Coldplay is one of the most well-known artists in the world, with over 58 million monthly listeners on Spotify and 21.4 million subscribers on YouTube. Their new album entitled “Music of the Spheres“ was released Friday and has received mixed reviews all around.
Many have said that the lackluster lyrics and mainstream song production make for a boring and unjustifiable album. I would argue that, although Coldplay’s songs are well-known and often touching, their lyrics have never been profound or distinct. Instead of songs full of metaphors where you have to dig for meaning, Coldplay often writes very plain and straightforward. In their song “Yellow,” frontman Chris Martin sings, “I wrote a song for you, and all the things you do.” There isn’t anything particularly special about that statement, but that’s what makes it sentimental. In my opinion, this is one of their selling points as artists.

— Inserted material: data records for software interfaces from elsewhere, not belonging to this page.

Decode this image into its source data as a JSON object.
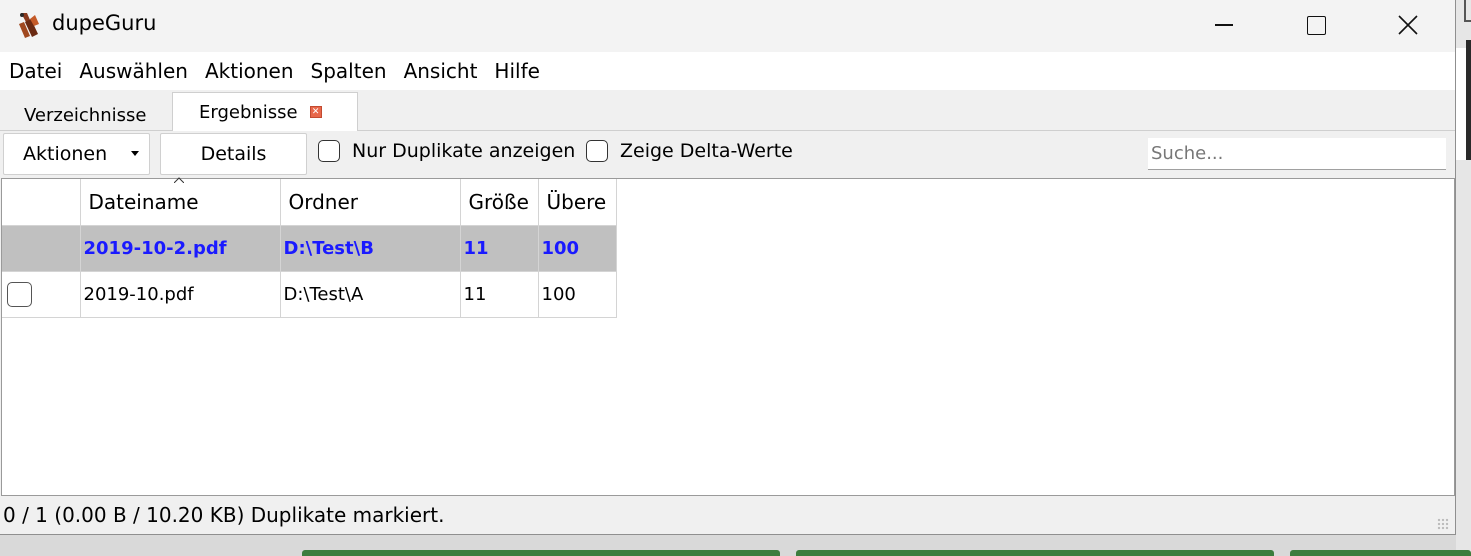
{
  "window": {
    "title": "dupeGuru",
    "app_icon": "dupeguru-logo-icon",
    "controls": [
      "minimize-icon",
      "maximize-icon",
      "close-icon"
    ]
  },
  "menu": [
    "Datei",
    "Auswählen",
    "Aktionen",
    "Spalten",
    "Ansicht",
    "Hilfe"
  ],
  "tabs": [
    {
      "label": "Verzeichnisse",
      "active": false
    },
    {
      "label": "Ergebnisse",
      "active": true,
      "closable": true
    }
  ],
  "toolbar": {
    "actions_label": "Aktionen",
    "details_label": "Details",
    "only_dupes_label": "Nur Duplikate anzeigen",
    "only_dupes_checked": false,
    "delta_label": "Zeige Delta-Werte",
    "delta_checked": false,
    "search_placeholder": "Suche...",
    "search_value": ""
  },
  "results": {
    "columns": [
      "",
      "Dateiname",
      "Ordner",
      "Größe",
      "Übere"
    ],
    "sorted_column": "Dateiname",
    "rows": [
      {
        "reference": true,
        "checked": null,
        "cells": [
          "2019-10-2.pdf",
          "D:\\Test\\B",
          "11",
          "100"
        ]
      },
      {
        "reference": false,
        "checked": false,
        "cells": [
          "2019-10.pdf",
          "D:\\Test\\A",
          "11",
          "100"
        ]
      }
    ]
  },
  "status": "0 / 1 (0.00 B / 10.20 KB) Duplikate markiert.",
  "colors": {
    "reference_row_bg": "#c0c0c0",
    "reference_row_text": "#1a1aff",
    "tab_close": "#e8674a"
  }
}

“Music of the Spheres“ is a conceptual album that focuses on the humanity that connects us all, while even galaxies apart. It picks up right where their 2019 long-play album “Everyday Life” leaves off. This album is ecstatic and radiant, almost like a message of harmony.
“My Universe” was a single released on Sept. 24 and the song features K-pop superstars BTS, both on the song itself and the writing credits. This collaboration earned Coldplay its first Billboard Hot 100 No. 1 ranking since 2008 with “Viva La Vida,” and BTS’ sixth No. 1. Martin described Coldplay’s thought process to Ryan Dombal for Pitchfork at the time as, “We can’t possibly get any bigger, let’s just get better.”
“The clamorous immensity of ‘Spheres’ suggests the band’s philosophy has been inverted: Coldplay can’t top what they’ve already done artistically, but maybe they can score several billion more streams anyway,” Dombal said.
Mikael Wood for The LA Times said most of the songs unload declarations of interstellar devotion.
“‘Humankind’ and the vaguely Weeknd-ish ‘Higher Power’ are zippy electro-rock tracks with sharp hooks and lots of crisp digital detailing; the mellow, love-dazed ‘Biutyful’ pitches up Chris Martin’s vocals to an unintelligible chipmunk squeak — not a bad move given that he turns out to be telling somebody, ‘I hope they name you a rocket and take you for a ride for free,’” Wood said.
Personally, I really enjoyed it. My favorite, “People of the Pride,” is a change of pace from the other ballads and synth-pop songs on the album with heavy drums and a jazzy horn chart. Music, like all forms of art, is subjective. “Music of the Spheres” is a joyful, thematic and soothing album with a message we could all stand to take to heart.